In other words, more “we” than “me” comments, as I expected. In fact, Grennes initially replied to me only to tout someone else in the department, Sarah Nussen, a recent Purdue University Calumet graduate. She arrived as part of his office’s college internship program and, 200 work hours later, she was hired there as a records clerk.
Nussen, who’s training to become a police dispatcher, was already sworn in as a reserve police officer with a long-term goal of becoming a full-time officer.
“Lt. Grennes’ law enforcement class in high school is what inspired me to choose my career path,” said Nussen, whom I owe an apology to for putting off this column for too long.
Grennes, who’s always looking for new candidates, said the internship program is an excellent way for college students to see his department’s daily operations and to understand its role in the community.
“Hopefully we are influencing young people to help them make positive choices in their life,” he added.
Program for you?
Not surprisingly, his assistant, Amanda Frank, also was a former fifth-grade D.A.R.E. student of his, and she now helps with current programs and future plans. Together, their list of programs is lengthy and growing.
Here are just a few of them: Neighborhood Watch Program, child identification program, senior dementia/Alzheimer’s log, child safety seat inspections, National Night Out against crime, and a bi-weekly crime watch newsletter.
“Currently on our 135th issue, it gives the community tips on scams and safety, including a police blotter so they know what is going on throughout Hobart and updates on any current crime trends,” he explained.
The newsletter (which I now receive) can be emailed to residents or picked up at eight locations throughout the city. Future programs include a Citizens Academy, a Business Crime Watch and an adopt-a-school program.
This year’s National Night Out, an annual nationwide event, takes place from 6 to 9 p.m. Aug. 7 at the Hobart Community Pool, 810 W. 10th St.
“It encourages residents to get out in the community and get to know their fellow residents as a way to encourage crime prevention,” Grennes happily explained. “It’s a great way to promote community-police partnerships and enjoy an Indiana summer evening surrounded by community leaders, neighbors, family and friends.”
That evening, the city pool will be open for free swimming and refreshments, while also featuring K-9 demonstrations, free child identification cards and car seat inspections. Also on display will be police patrol cars, mountain bikes, ATVs and crime scene investigation equipment.

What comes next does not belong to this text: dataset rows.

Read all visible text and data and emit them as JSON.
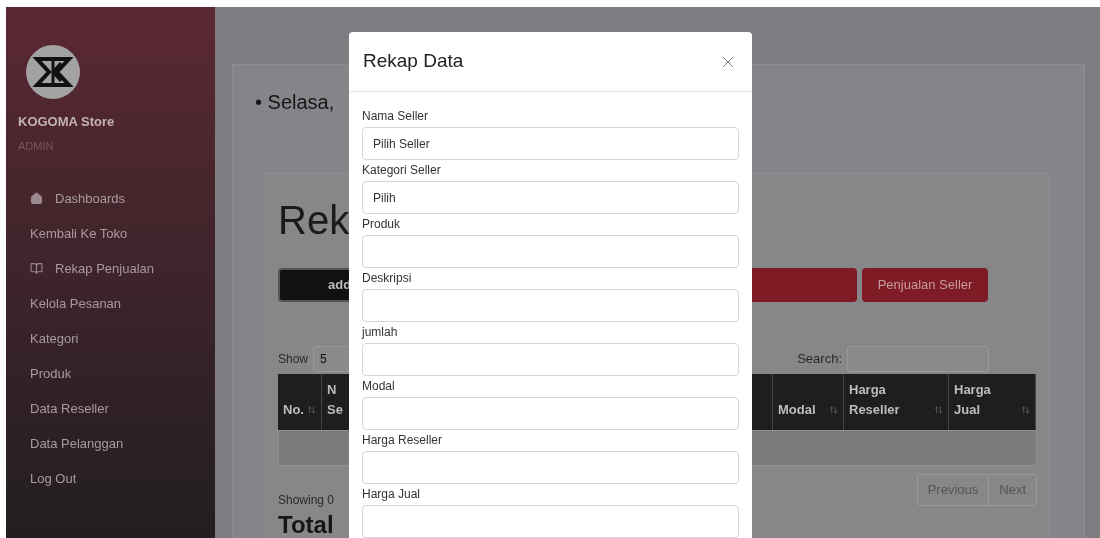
{
  "sidebar": {
    "brand": "KOGOMA Store",
    "role": "ADMIN",
    "items": [
      {
        "label": "Dashboards",
        "kind": "home"
      },
      {
        "label": "Kembali Ke Toko",
        "kind": "link"
      },
      {
        "label": "Rekap Penjualan",
        "kind": "book"
      },
      {
        "label": "Kelola Pesanan",
        "kind": "link"
      },
      {
        "label": "Kategori",
        "kind": "link"
      },
      {
        "label": "Produk",
        "kind": "link"
      },
      {
        "label": "Data Reseller",
        "kind": "link"
      },
      {
        "label": "Data Pelanggan",
        "kind": "link"
      },
      {
        "label": "Log Out",
        "kind": "link"
      }
    ]
  },
  "date_line": "• Selasa,",
  "page_title": "Rek",
  "buttons": [
    {
      "label": "add",
      "kind": "dark"
    },
    {
      "kind": "red"
    },
    {
      "label": "Penjualan Seller",
      "kind": "red"
    }
  ],
  "show": {
    "label": "Show",
    "value": "5"
  },
  "search": {
    "label": "Search:"
  },
  "table": {
    "columns": [
      {
        "lines": [
          "No."
        ]
      },
      {
        "lines": [
          "N",
          "Se"
        ]
      },
      {
        "lines": [
          "Modal"
        ]
      },
      {
        "lines": [
          "Harga",
          "Reseller"
        ]
      },
      {
        "lines": [
          "Harga",
          "Jual"
        ]
      }
    ]
  },
  "info": "Showing 0",
  "pagination": [
    "Previous",
    "Next"
  ],
  "total_heading": "Total",
  "modal": {
    "title": "Rekap Data",
    "fields": [
      {
        "label": "Nama Seller",
        "kind": "select",
        "value": "Pilih Seller"
      },
      {
        "label": "Kategori Seller",
        "kind": "select",
        "value": "Pilih"
      },
      {
        "label": "Produk",
        "kind": "text"
      },
      {
        "label": "Deskripsi",
        "kind": "text"
      },
      {
        "label": "jumlah",
        "kind": "text"
      },
      {
        "label": "Modal",
        "kind": "text"
      },
      {
        "label": "Harga Reseller",
        "kind": "text"
      },
      {
        "label": "Harga Jual",
        "kind": "text"
      }
    ]
  }
}
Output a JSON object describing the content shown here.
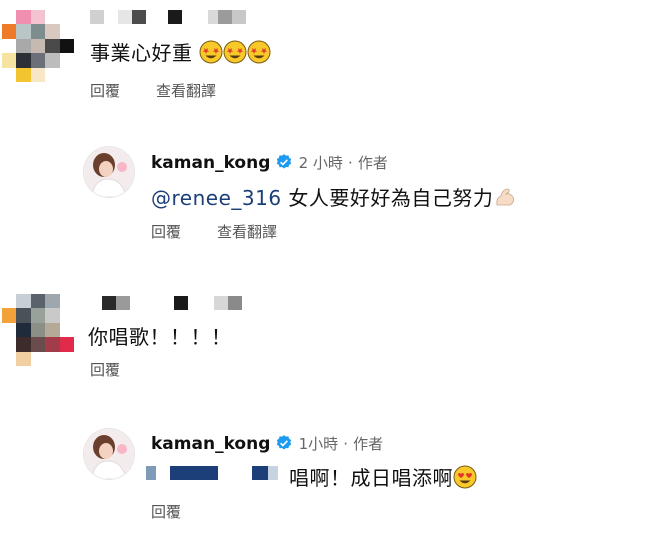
{
  "comments": [
    {
      "text": "事業心好重",
      "actions": {
        "reply": "回覆",
        "translate": "查看翻譯"
      }
    },
    {
      "username": "kaman_kong",
      "time": "2 小時",
      "separator": "·",
      "author_badge": "作者",
      "mention": "@renee_316",
      "text": "女人要好好為自己努力",
      "actions": {
        "reply": "回覆",
        "translate": "查看翻譯"
      }
    },
    {
      "text": "你唱歌！！！！",
      "actions": {
        "reply": "回覆"
      }
    },
    {
      "username": "kaman_kong",
      "time": "1小時",
      "separator": "·",
      "author_badge": "作者",
      "text": "唱啊！成日唱添啊",
      "actions": {
        "reply": "回覆"
      }
    }
  ],
  "colors": {
    "verified": "#1d9bf0",
    "muted": "#666666"
  },
  "icons": [
    "star-struck-emoji",
    "verified-icon",
    "flexed-biceps-emoji",
    "heart-eyes-emoji"
  ]
}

“We also work with the Maria Reiner Senior Center, doing presentations about scams and other safety topics,” Grennes said. “And we are planning a CSI workshop for the seniors sometime this fall, where they will work a mock homicide scene.”
Grennes, who’s been married 33 years to wife, Cathe, has two children — Matthew, a 2010 Wabash College graduate, and Katie, a junior at Purdue University. Before becoming a cop at age 37, Grennes owned an Amoco Oil gas station in Hobart.

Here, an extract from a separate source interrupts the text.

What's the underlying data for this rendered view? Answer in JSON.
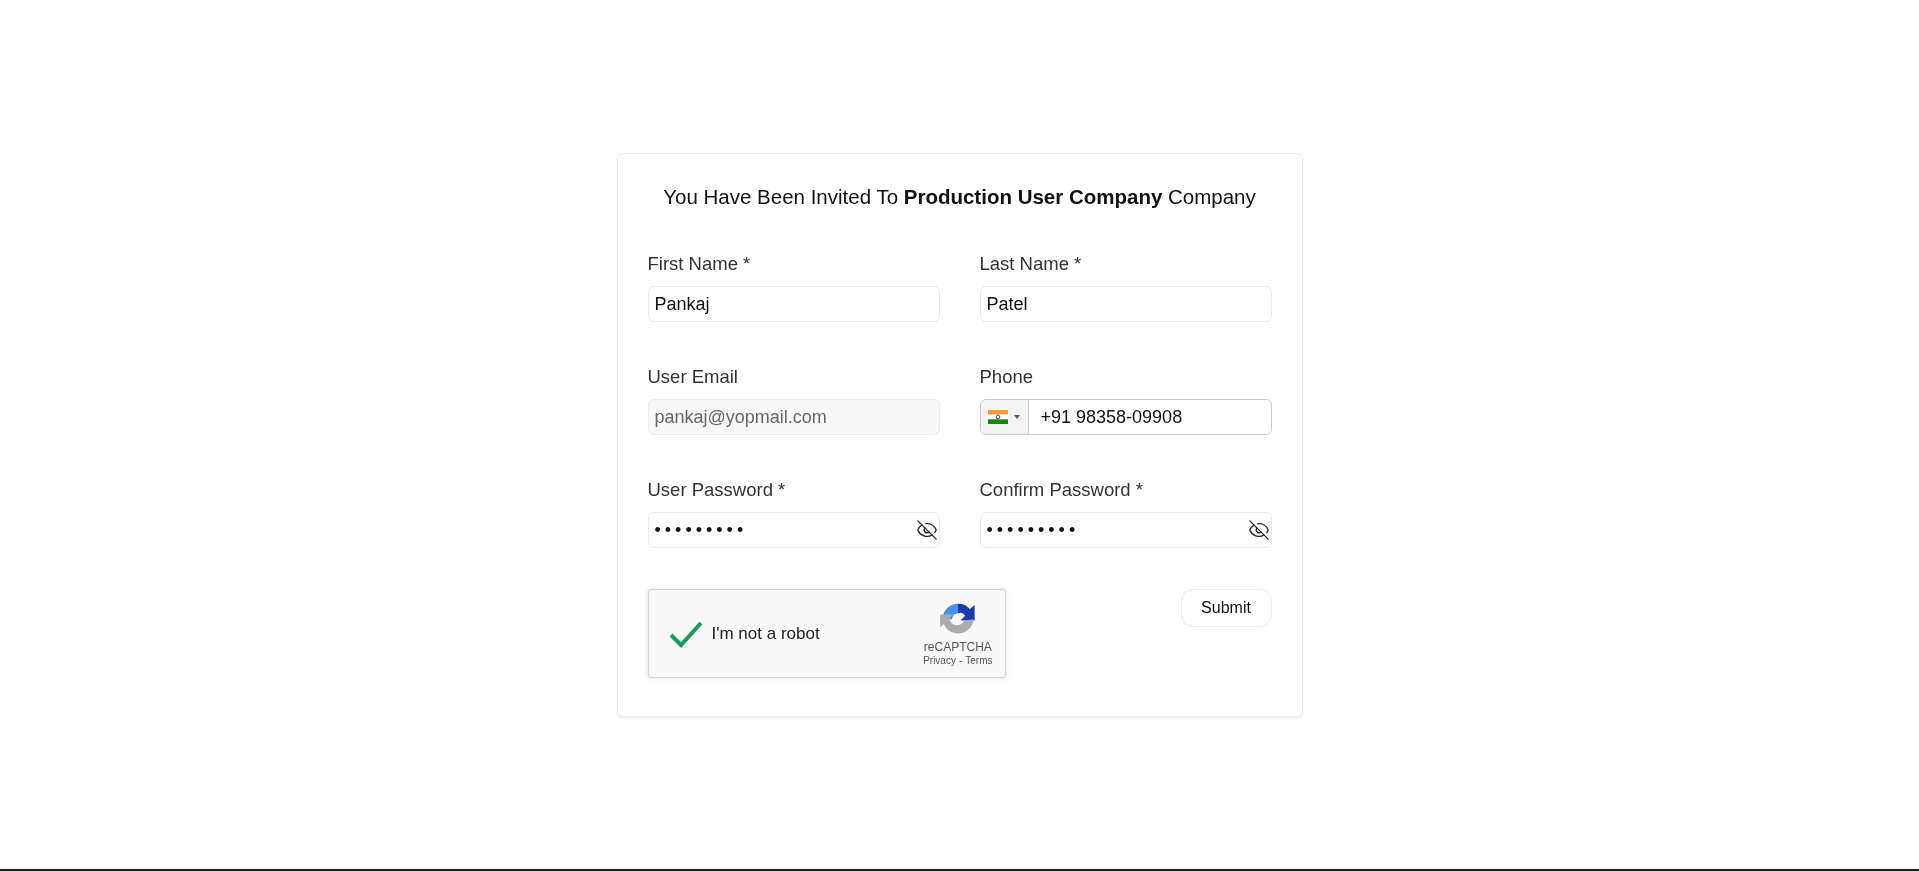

“I always looked up to the police, as a resident and businessman, and knew that they can make a difference if they are involved in a positive way,” he said. “They influenced me to change careers to also make a difference and be a positive role model for young people.”
He is certainly doing that. Just ask Nussen, Frank and the countless kids he has influenced through the years. This exemplifies the “serve” aspect of serve-and-protect police work, which too often goes unnoticed by the public.
To contact Grennes’ office, call 942-1125, Ext. 1070, email him at email@example.com, or write to him at 705 E. 4th St., Hobart, IN 46342.
A “thank you” or two would be nice, but don’t tell him I suggested it.
Find more of Jerry’s writings on Facebook, Twitter, Linked-In and jerrydavich.wordpress.com.